- Prince Harry joins up with England U20s
- England face Ireland in World Rugby U20 Championship in Manchester
RFU Vice-Patron Prince Harry today joined 30 young people for a training session to remember at Alexandra Park in Stockport. He appeared alongside the England U20s squad, who were taking time out from their preparations for the World Rugby U20 Championship Final on Saturday.
During the visit, Prince Harry and the squad worked with a group of local youngsters taking part in a traditional and freestyle rugby skills workshop with four-time freestyle football world champion Andrew Henderson. They watched a demo of incredible handling, footwork and control before showing off their own tricks with a rugby ball.
England U20 scrum half Max Green, who was offering tips and advice to the young people present said: “It’s been great for the squad to take time out and come here today. Not only getting to meet Prince Harry, but all the young lads and girls who have been enjoying rugby through StreetGames. Andrew has some incredible skills and we’ve really enjoyed giving them a go ourselves – some with more success than others!”

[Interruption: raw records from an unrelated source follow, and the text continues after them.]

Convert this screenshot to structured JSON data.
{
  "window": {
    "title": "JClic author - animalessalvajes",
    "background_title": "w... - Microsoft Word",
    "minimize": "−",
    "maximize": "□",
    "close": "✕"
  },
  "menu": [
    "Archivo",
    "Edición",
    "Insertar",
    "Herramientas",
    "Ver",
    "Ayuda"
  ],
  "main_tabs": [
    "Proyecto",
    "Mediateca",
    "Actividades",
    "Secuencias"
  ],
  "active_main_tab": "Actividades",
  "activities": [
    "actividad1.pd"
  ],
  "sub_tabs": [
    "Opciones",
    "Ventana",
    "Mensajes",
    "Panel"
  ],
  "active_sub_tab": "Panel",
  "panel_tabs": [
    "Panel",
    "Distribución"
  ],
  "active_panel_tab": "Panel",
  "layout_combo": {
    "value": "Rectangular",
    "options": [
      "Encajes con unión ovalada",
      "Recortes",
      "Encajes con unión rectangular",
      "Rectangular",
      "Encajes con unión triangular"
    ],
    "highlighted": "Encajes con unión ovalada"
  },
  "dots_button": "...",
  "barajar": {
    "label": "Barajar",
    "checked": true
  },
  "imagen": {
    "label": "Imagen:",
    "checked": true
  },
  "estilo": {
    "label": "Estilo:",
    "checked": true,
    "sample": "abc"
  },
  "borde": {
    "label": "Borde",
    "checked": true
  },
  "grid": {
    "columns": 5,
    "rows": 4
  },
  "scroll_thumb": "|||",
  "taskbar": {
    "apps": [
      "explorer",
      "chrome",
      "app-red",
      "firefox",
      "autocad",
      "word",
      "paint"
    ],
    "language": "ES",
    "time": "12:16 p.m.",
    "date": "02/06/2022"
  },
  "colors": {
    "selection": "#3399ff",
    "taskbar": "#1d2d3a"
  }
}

The event comes as StreetGames joins the RFU’s flagship social responsibility programme, Try for Change, which aims to grow the power of rugby for social good. StreetGames, identified as a key partner to aid delivery to 14-25 year olds in disadvantaged communities, runs ‘Doorstep’ and ‘Pop Up’ clubs across the country offering accessible and interactive sports opportunities.
Prince Harry is a keen supporter of the RFU's efforts to make rugby more inclusive and help tackle social challenges around educational and social inclusion, mental and physical wellbeing, unemployment and community cohesion.Speaking at the event, Josh Osbourne a student at Stockport Academy said: “Today has been amazing. Prince Harry was really down to earth and got stuck in with all the skills. It was really awesome to meet him and the England team as well.”
Jane Ashworth, Chief Executive, StreetGames commented: “As teenagers move into adulthood they play regular, organised sport less and the rate of this drop-off is greatest in disadvantaged communities. Its StreetGames job to make sure the young people have a great experience of sport and have positive memories to carry them into active adulthood.”
This visit is part of a wider tournament Try for Change outreach programme with participating teams visiting a charity, school or community group that ‘improves lives through rugby’.
For more information about Try for Change visit: www.englandrugby.com/tryforchange